Activity.
Below are records; output all of them exactly.

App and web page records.
=-=-=-=-=

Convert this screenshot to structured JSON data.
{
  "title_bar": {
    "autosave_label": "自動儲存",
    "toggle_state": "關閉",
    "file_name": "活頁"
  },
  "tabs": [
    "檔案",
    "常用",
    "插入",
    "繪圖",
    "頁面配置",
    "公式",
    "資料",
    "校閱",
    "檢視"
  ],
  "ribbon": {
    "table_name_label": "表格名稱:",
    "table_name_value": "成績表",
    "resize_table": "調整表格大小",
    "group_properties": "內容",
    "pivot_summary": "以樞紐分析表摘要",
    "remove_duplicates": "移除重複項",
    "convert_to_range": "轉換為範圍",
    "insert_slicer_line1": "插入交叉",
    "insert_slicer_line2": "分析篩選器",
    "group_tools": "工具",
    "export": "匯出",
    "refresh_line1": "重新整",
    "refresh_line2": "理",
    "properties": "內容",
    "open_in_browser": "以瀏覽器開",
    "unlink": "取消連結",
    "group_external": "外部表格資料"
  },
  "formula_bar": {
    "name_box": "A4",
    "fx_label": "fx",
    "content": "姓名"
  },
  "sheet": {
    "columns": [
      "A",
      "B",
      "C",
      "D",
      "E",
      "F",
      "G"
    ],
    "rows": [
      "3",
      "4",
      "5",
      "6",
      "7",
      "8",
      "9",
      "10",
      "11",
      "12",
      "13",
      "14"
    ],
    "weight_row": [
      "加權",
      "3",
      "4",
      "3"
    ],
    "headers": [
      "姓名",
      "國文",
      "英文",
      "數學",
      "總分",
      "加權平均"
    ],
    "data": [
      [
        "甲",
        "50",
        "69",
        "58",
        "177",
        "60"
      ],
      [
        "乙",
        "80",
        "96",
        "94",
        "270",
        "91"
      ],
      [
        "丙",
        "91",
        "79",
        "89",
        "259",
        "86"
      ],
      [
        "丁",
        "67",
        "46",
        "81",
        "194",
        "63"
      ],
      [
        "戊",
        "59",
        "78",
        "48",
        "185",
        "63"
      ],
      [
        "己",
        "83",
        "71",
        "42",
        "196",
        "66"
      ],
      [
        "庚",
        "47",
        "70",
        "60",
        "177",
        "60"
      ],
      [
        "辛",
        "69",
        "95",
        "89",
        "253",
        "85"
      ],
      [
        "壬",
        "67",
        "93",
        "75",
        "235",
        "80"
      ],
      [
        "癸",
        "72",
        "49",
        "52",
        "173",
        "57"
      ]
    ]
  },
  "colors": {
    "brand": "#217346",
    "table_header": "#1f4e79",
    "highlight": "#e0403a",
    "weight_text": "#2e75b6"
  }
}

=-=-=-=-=

Task answer.
Convert this screenshot to structured JSON data.
{
  "title_bar": {
    "autosave_label": "自動儲存",
    "toggle_state": "關閉",
    "file_name": "活頁"
  },
  "tabs": [
    "檔案",
    "常用",
    "插入",
    "繪圖",
    "頁面配置",
    "公式",
    "資料",
    "校閱",
    "檢視"
  ],
  "ribbon": {
    "table_name_label": "表格名稱:",
    "table_name_value": "成績表",
    "resize_table": "調整表格大小",
    "group_properties": "內容",
    "pivot_summary": "以樞紐分析表摘要",
    "remove_duplicates": "移除重複項",
    "convert_to_range": "轉換為範圍",
    "insert_slicer_line1": "插入交叉",
    "insert_slicer_line2": "分析篩選器",
    "group_tools": "工具",
    "export": "匯出",
    "refresh_line1": "重新整",
    "refresh_line2": "理",
    "properties": "內容",
    "open_in_browser": "以瀏覽器開",
    "unlink": "取消連結",
    "group_external": "外部表格資料"
  },
  "formula_bar": {
    "name_box": "A4",
    "fx_label": "fx",
    "content": "姓名"
  },
  "sheet": {
    "columns": [
      "A",
      "B",
      "C",
      "D",
      "E",
      "F",
      "G"
    ],
    "rows": [
      "3",
      "4",
      "5",
      "6",
      "7",
      "8",
      "9",
      "10",
      "11",
      "12",
      "13",
      "14"
    ],
    "weight_row": [
      "加權",
      "3",
      "4",
      "3"
    ],
    "headers": [
      "姓名",
      "國文",
      "英文",
      "數學",
      "總分",
      "加權平均"
    ],
    "data": [
      [
        "甲",
        "50",
        "69",
        "58",
        "177",
        "60"
      ],
      [
        "乙",
        "80",
        "96",
        "94",
        "270",
        "91"
      ],
      [
        "丙",
        "91",
        "79",
        "89",
        "259",
        "86"
      ],
      [
        "丁",
        "67",
        "46",
        "81",
        "194",
        "63"
      ],
      [
        "戊",
        "59",
        "78",
        "48",
        "185",
        "63"
      ],
      [
        "己",
        "83",
        "71",
        "42",
        "196",
        "66"
      ],
      [
        "庚",
        "47",
        "70",
        "60",
        "177",
        "60"
      ],
      [
        "辛",
        "69",
        "95",
        "89",
        "253",
        "85"
      ],
      [
        "壬",
        "67",
        "93",
        "75",
        "235",
        "80"
      ],
      [
        "癸",
        "72",
        "49",
        "52",
        "173",
        "57"
      ]
    ]
  },
  "colors": {
    "brand": "#217346",
    "table_header": "#1f4e79",
    "highlight": "#e0403a",
    "weight_text": "#2e75b6"
  }
}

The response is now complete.